**TASK INSTRUCTIONS:**
Print the line that has "Enumerate this screenshot's" in it, then every remaining line of the data, exactly and without anything extra.

————————

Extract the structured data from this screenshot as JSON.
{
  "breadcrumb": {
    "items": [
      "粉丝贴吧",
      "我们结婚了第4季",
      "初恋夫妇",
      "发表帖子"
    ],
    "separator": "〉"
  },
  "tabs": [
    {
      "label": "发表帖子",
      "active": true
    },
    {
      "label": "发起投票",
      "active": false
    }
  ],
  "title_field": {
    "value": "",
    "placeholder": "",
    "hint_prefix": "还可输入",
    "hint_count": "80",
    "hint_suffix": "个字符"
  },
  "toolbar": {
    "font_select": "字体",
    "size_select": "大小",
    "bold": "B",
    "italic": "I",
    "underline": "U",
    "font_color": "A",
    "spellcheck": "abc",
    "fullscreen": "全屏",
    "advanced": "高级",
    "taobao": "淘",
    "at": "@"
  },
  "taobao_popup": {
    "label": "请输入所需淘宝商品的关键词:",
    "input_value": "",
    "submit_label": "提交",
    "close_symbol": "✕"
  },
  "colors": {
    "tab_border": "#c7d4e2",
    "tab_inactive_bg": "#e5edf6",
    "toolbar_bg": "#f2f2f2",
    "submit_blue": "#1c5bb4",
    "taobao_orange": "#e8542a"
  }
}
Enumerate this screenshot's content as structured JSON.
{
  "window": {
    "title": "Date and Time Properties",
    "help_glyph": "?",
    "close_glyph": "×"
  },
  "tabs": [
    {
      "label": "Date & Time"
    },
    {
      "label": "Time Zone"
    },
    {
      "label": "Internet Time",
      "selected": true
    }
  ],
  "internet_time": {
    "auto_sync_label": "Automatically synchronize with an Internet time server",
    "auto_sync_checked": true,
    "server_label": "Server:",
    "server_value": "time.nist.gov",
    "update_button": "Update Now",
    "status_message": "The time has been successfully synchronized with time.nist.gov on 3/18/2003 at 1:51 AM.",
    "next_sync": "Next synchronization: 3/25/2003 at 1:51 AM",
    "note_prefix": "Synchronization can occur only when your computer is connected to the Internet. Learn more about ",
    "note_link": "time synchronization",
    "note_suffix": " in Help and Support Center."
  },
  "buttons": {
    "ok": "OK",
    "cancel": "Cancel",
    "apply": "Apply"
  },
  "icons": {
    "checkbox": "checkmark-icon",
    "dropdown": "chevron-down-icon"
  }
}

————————

**YOUR SOLUTION:**
Enumerate this screenshot's content as structured JSON.
{
  "window": {
    "title": "Date and Time Properties",
    "help_glyph": "?",
    "close_glyph": "×"
  },
  "tabs": [
    {
      "label": "Date & Time"
    },
    {
      "label": "Time Zone"
    },
    {
      "label": "Internet Time",
      "selected": true
    }
  ],
  "internet_time": {
    "auto_sync_label": "Automatically synchronize with an Internet time server",
    "auto_sync_checked": true,
    "server_label": "Server:",
    "server_value": "time.nist.gov",
    "update_button": "Update Now",
    "status_message": "The time has been successfully synchronized with time.nist.gov on 3/18/2003 at 1:51 AM.",
    "next_sync": "Next synchronization: 3/25/2003 at 1:51 AM",
    "note_prefix": "Synchronization can occur only when your computer is connected to the Internet. Learn more about ",
    "note_link": "time synchronization",
    "note_suffix": " in Help and Support Center."
  },
  "buttons": {
    "ok": "OK",
    "cancel": "Cancel",
    "apply": "Apply"
  },
  "icons": {
    "checkbox": "checkmark-icon",
    "dropdown": "chevron-down-icon"
  }
}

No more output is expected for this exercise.